Regardless, a revenue stream is a thoroughly abhorrent justification for taking people's property actually convicting them of a crime.

"That as in an indictment of the forfeiture process itself," Avelar says. "Due process does not turn on government funding. That's unconstitutional, insane, disgusting."

The Twitter account for Americans for Tax Reform (which endorsed S.B. 1556) bluntly responded to justifications like Engel's: "Theft is not okay just because the state budgeted around it."

Engel must have gotten the message that her argument wasn't flying. Today she reverted to the familiar claim that asset forfeiture helps punish the bad guys:

But of course, the reason that people have turned against civil asset forfeiture is because this claim turned out to be untrue. It's frequently not being used against criminals, because, in fact, hundreds of people being subjected to it in Arizona are never convicted of any crimes.

Engel's initial justification is a more accurate assessment of why civil forfeiture persists. A 2019 study from the Institute for Justice shows that the more financial stress a community is in, the more forfeiture revenue the police take. Every percentage point increase in a community's unemployment led to nearly a 10 percent increase in the number of assets seized. During the last recession, asset forfeiture revenues skyrocketed as municipal revenues dropped in some cities and towns.

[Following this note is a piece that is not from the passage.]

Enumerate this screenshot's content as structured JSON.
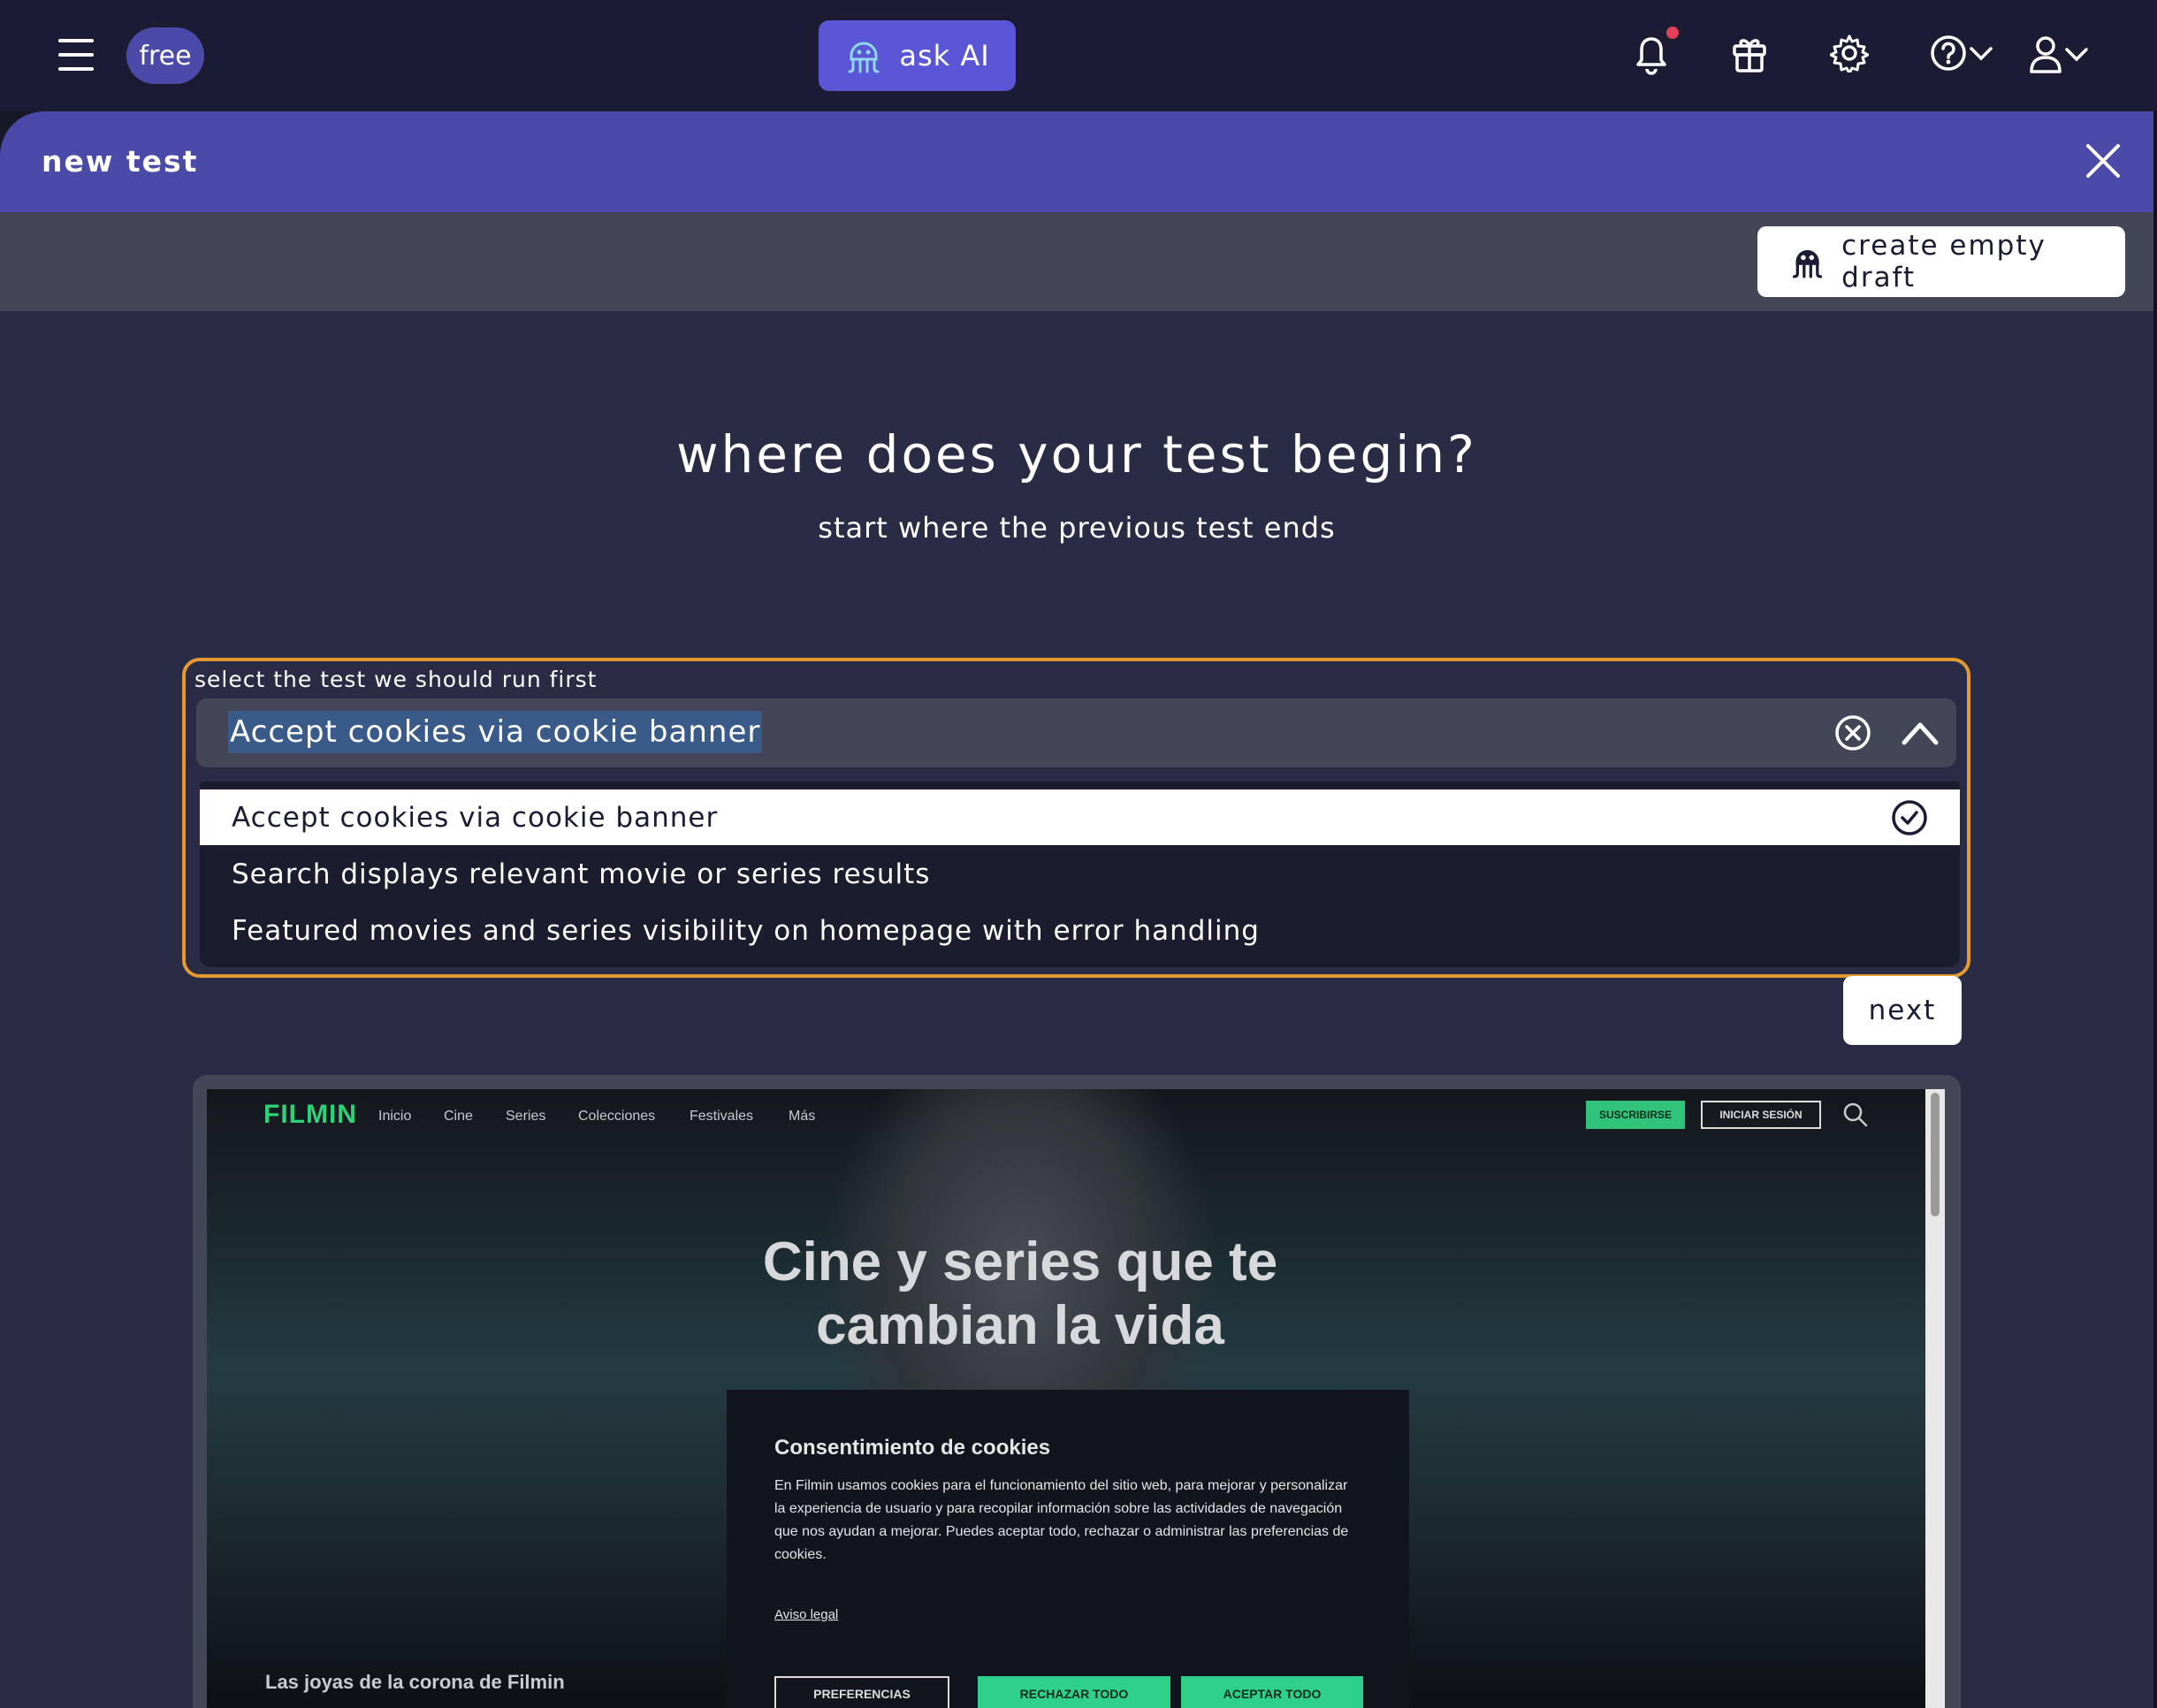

Did the forfeitures help control crime at the same time? Nope: The Institute for Justice's report also found that asset forfeiture did not reduce either crime or drug use.

Lauren Krisai, a senior policy analyst at Justice Action Network, was frustrated by the bill's strange defeat.

"It's disappointing that House Democrats put petty politics over good policy that they actually agree with," Krisai says. "This bill would have protected the most vulnerable Arizonans from having their property seized without due process. That's something that you'd think both parties would agree to. "

After killing the bill, the House adjourned for the session. So the vote cannot be reconsidered. The legislation will have to be reintroduced next term.